Segment Open
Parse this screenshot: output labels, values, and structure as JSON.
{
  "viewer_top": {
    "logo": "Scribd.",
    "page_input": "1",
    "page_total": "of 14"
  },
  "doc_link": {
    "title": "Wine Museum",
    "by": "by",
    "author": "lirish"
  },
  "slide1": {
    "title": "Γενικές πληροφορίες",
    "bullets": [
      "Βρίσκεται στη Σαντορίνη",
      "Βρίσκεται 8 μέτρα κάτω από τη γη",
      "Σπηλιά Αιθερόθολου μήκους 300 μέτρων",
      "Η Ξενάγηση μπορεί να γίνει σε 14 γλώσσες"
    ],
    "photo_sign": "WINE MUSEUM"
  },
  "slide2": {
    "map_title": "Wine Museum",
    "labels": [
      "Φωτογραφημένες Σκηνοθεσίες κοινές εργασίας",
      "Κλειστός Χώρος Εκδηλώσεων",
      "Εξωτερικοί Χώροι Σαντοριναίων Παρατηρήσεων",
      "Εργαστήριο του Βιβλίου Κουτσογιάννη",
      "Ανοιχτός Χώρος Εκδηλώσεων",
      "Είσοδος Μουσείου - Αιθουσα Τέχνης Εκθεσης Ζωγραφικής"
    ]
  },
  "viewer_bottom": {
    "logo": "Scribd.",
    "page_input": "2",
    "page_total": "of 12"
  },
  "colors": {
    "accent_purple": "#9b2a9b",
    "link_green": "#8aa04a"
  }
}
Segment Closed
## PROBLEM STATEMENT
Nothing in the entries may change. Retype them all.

## COMPLETED EXERCISE
Parse this screenshot: output labels, values, and structure as JSON.
{
  "viewer_top": {
    "logo": "Scribd.",
    "page_input": "1",
    "page_total": "of 14"
  },
  "doc_link": {
    "title": "Wine Museum",
    "by": "by",
    "author": "lirish"
  },
  "slide1": {
    "title": "Γενικές πληροφορίες",
    "bullets": [
      "Βρίσκεται στη Σαντορίνη",
      "Βρίσκεται 8 μέτρα κάτω από τη γη",
      "Σπηλιά Αιθερόθολου μήκους 300 μέτρων",
      "Η Ξενάγηση μπορεί να γίνει σε 14 γλώσσες"
    ],
    "photo_sign": "WINE MUSEUM"
  },
  "slide2": {
    "map_title": "Wine Museum",
    "labels": [
      "Φωτογραφημένες Σκηνοθεσίες κοινές εργασίας",
      "Κλειστός Χώρος Εκδηλώσεων",
      "Εξωτερικοί Χώροι Σαντοριναίων Παρατηρήσεων",
      "Εργαστήριο του Βιβλίου Κουτσογιάννη",
      "Ανοιχτός Χώρος Εκδηλώσεων",
      "Είσοδος Μουσείου - Αιθουσα Τέχνης Εκθεσης Ζωγραφικής"
    ]
  },
  "viewer_bottom": {
    "logo": "Scribd.",
    "page_input": "2",
    "page_total": "of 12"
  },
  "colors": {
    "accent_purple": "#9b2a9b",
    "link_green": "#8aa04a"
  }
}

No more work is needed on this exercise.